He said there are discrepancies in the letter including claims that there have been decisions made about dispatch consolidation. According to Olmstead, the council has not discussed the consolidation of dispatch
services since last May, when there were public meetings that included residents, councilors,  police officers and members of dispatch. He said councilors will again assess the benefit of joining the county dispatch in Windham if it makes sense financially and does not affect the service in town.

He also said the claim that the department has not grown in 25 years is false. He said the patrol has increased 58 percent since 1984.

Pelletier said the letter is not misleading. He said there are 12 sworn offices now, and there were 11 in 1987. He said while they did gain one officer, three others were promoted to seargent, school resource officer and detective, leaving six patrol officers to maintain the safety of the town.

The letter was released at a time when Freeport, like many other towns in the area, facing a Town Council goal to not raise taxes in fiscal year 2010. Olmstead has asked town departments to make concessions and sacrifices.

"With the financial problems that are being felt worldwide, there is no reason taxpayers should have to face an increase," he said. In order to help meet the goal, he said both the library and public works departments have made decisions to help maintain the budget.

"Police and dispatch in other towns – Windham, Westbrook, South
Portland, Yarmouth – have all made consessions on heath or salaries," he
said. "(Freeport's police are) taking a different approach."
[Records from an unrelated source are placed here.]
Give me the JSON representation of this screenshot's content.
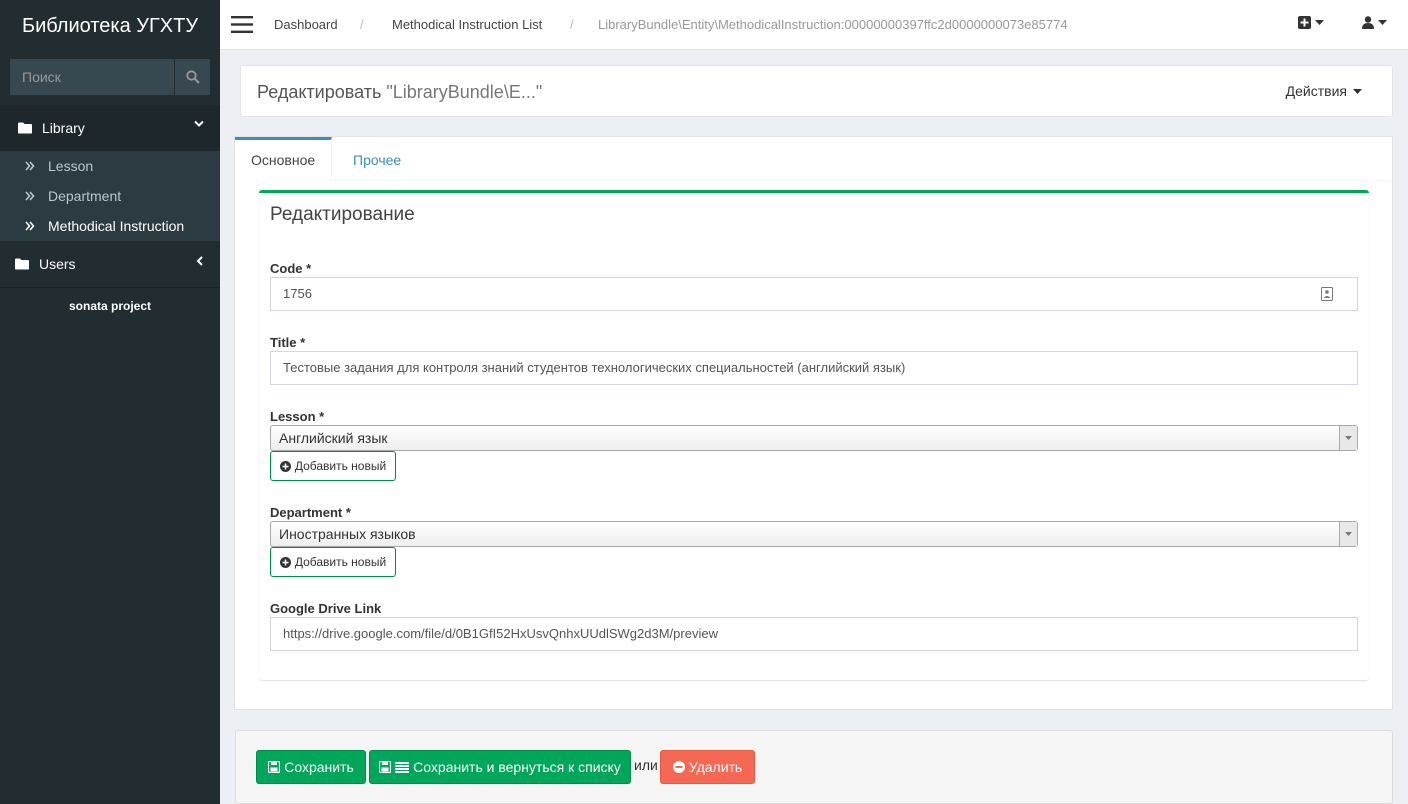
{
  "app": {
    "title": "Библиотека УГХТУ"
  },
  "search": {
    "placeholder": "Поиск"
  },
  "sidebar": {
    "sections": [
      {
        "label": "Library",
        "items": [
          {
            "label": "Lesson"
          },
          {
            "label": "Department"
          },
          {
            "label": "Methodical Instruction"
          }
        ]
      },
      {
        "label": "Users"
      }
    ],
    "footer": "sonata project"
  },
  "breadcrumb": {
    "items": [
      "Dashboard",
      "Methodical Instruction List",
      "LibraryBundle\\Entity\\MethodicalInstruction:00000000397ffc2d0000000073e85774"
    ],
    "separator": "/"
  },
  "page": {
    "title_prefix": "Редактировать",
    "title_object": "\"LibraryBundle\\E...\"",
    "actions_label": "Действия"
  },
  "tabs": [
    {
      "label": "Основное"
    },
    {
      "label": "Прочее"
    }
  ],
  "form": {
    "title": "Редактирование",
    "code": {
      "label": "Code *",
      "value": "1756"
    },
    "title_field": {
      "label": "Title *",
      "value": "Тестовые задания для контроля знаний студентов технологических специальностей (английский язык)"
    },
    "lesson": {
      "label": "Lesson *",
      "value": "Английский язык",
      "add_label": "Добавить новый"
    },
    "department": {
      "label": "Department *",
      "value": "Иностранных языков",
      "add_label": "Добавить новый"
    },
    "gdrive": {
      "label": "Google Drive Link",
      "value": "https://drive.google.com/file/d/0B1GfI52HxUsvQnhxUUdlSWg2d3M/preview"
    }
  },
  "footer": {
    "save_label": "Сохранить",
    "save_return_label": "Сохранить и вернуться к списку",
    "or_label": "или",
    "delete_label": "Удалить"
  },
  "colors": {
    "sidebar": "#222d32",
    "accent": "#3c8dbc",
    "success": "#00a65a",
    "danger": "#f56954"
  }
}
Olmstead acknowledged that as a result of officers being out due to illnesses, other patrolmen have had to pick up
their shifts.

"The remaining officers have had to pick up a tremendous amount of burden, and their overtime has been substantial," he said.

Pelletier said he hopes bringing to light some of the problems within the department will educate the community on the need for more officers, the need for more training and the need for the support from the council, Olmstead and Police Chief Gerald Schofield.

"We sent this letter to the Town Council and town manager because it should not be our responsibility to bear this burden alone," the letter said. "We do this because we see no change in sight."

Amy Anderson can be reached at 781-3661 ext. 110 or aanderson@theforecaster.net.